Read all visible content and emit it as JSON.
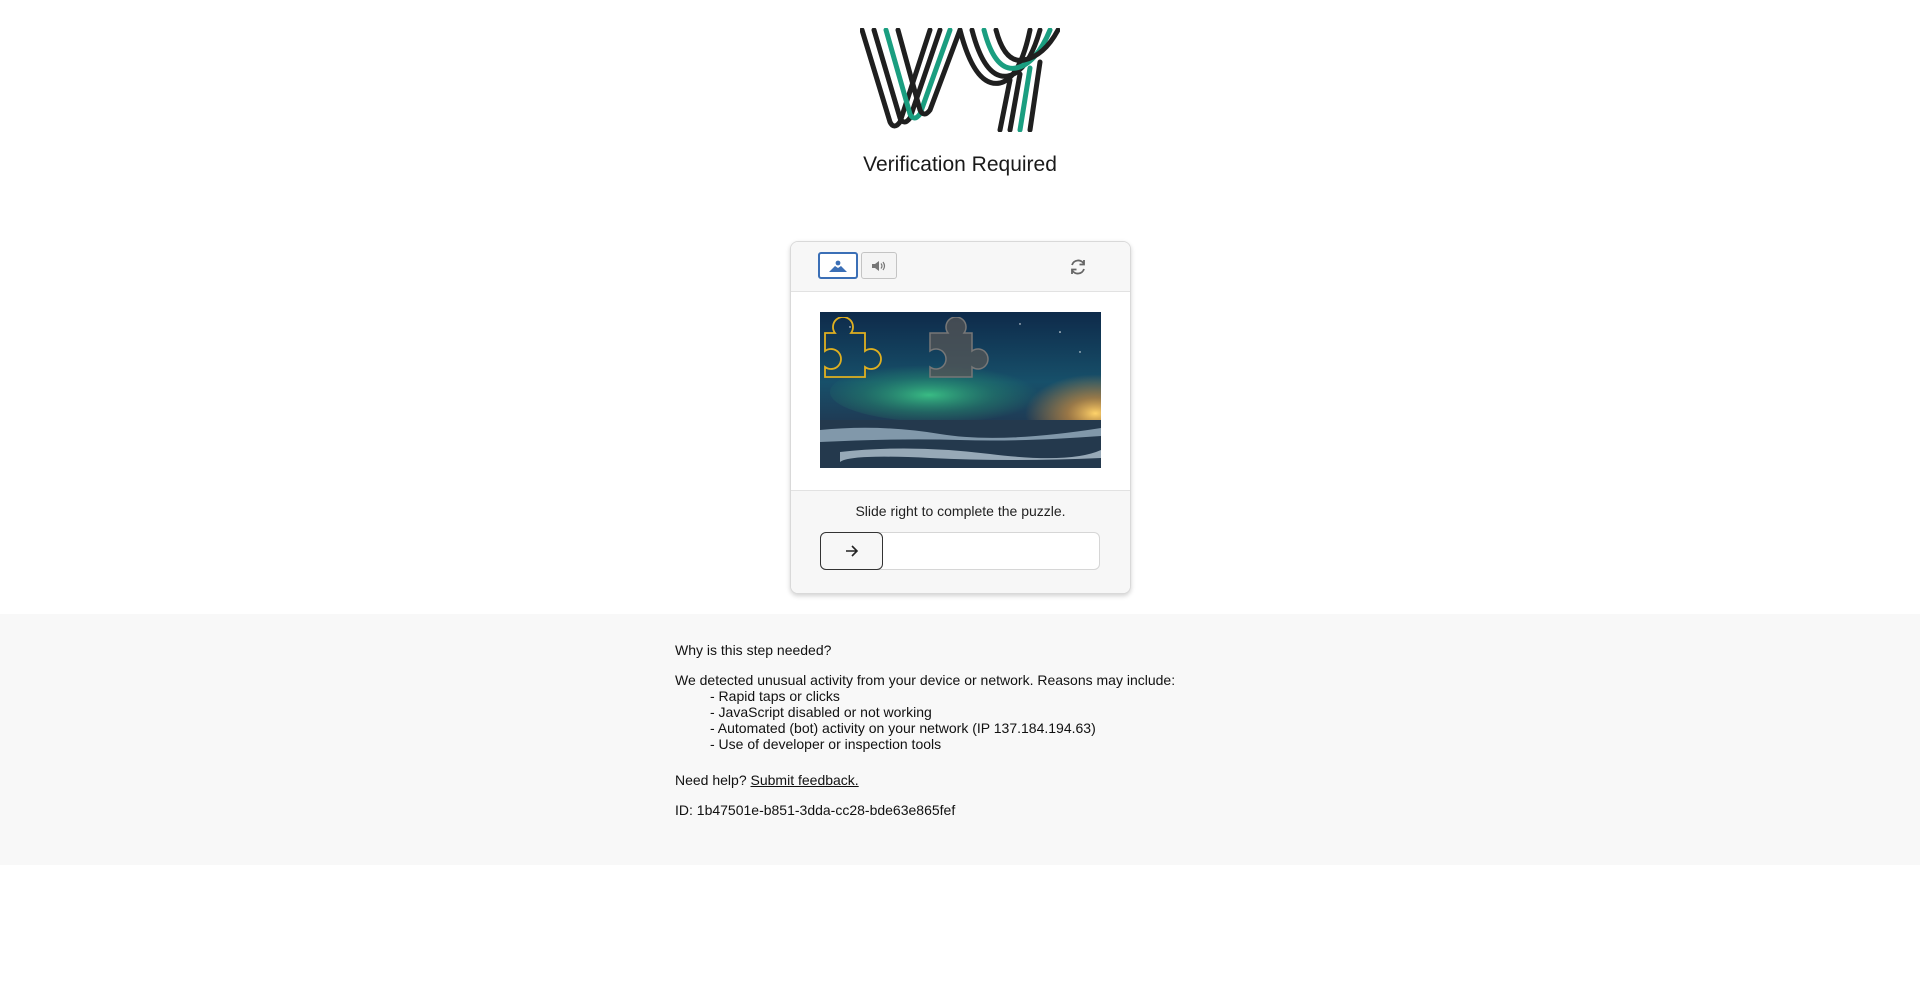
{
  "header": {
    "logo_icon": "vy-logo-icon",
    "title": "Verification Required"
  },
  "captcha": {
    "modes": [
      {
        "icon": "image-icon",
        "selected": true
      },
      {
        "icon": "audio-icon",
        "selected": false
      }
    ],
    "refresh_icon": "refresh-icon",
    "image_description_icon": "puzzle-piece-icon",
    "instruction": "Slide right to complete the puzzle.",
    "slider_icon": "arrow-right-icon",
    "slider_progress": 0
  },
  "info": {
    "question": "Why is this step needed?",
    "intro": "We detected unusual activity from your device or network. Reasons may include:",
    "reasons": [
      "- Rapid taps or clicks",
      "- JavaScript disabled or not working",
      "- Automated (bot) activity on your network (IP 137.184.194.63)",
      "- Use of developer or inspection tools"
    ],
    "help_prefix": "Need help?",
    "help_link": "Submit feedback.",
    "id_text": "ID: 1b47501e-b851-3dda-cc28-bde63e865fef"
  },
  "colors": {
    "accent_blue": "#3b6fb6",
    "logo_teal": "#1a9e80",
    "logo_dark": "#1f1f1f",
    "piece_outline": "#e0b020"
  }
}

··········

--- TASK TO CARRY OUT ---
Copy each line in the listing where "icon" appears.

--- TASK OUTPUT ---
    "logo_icon": "vy-logo-icon",
        "icon": "image-icon",
        "icon": "audio-icon",
    "refresh_icon": "refresh-icon",
    "image_description_icon": "puzzle-piece-icon",
    "slider_icon": "arrow-right-icon",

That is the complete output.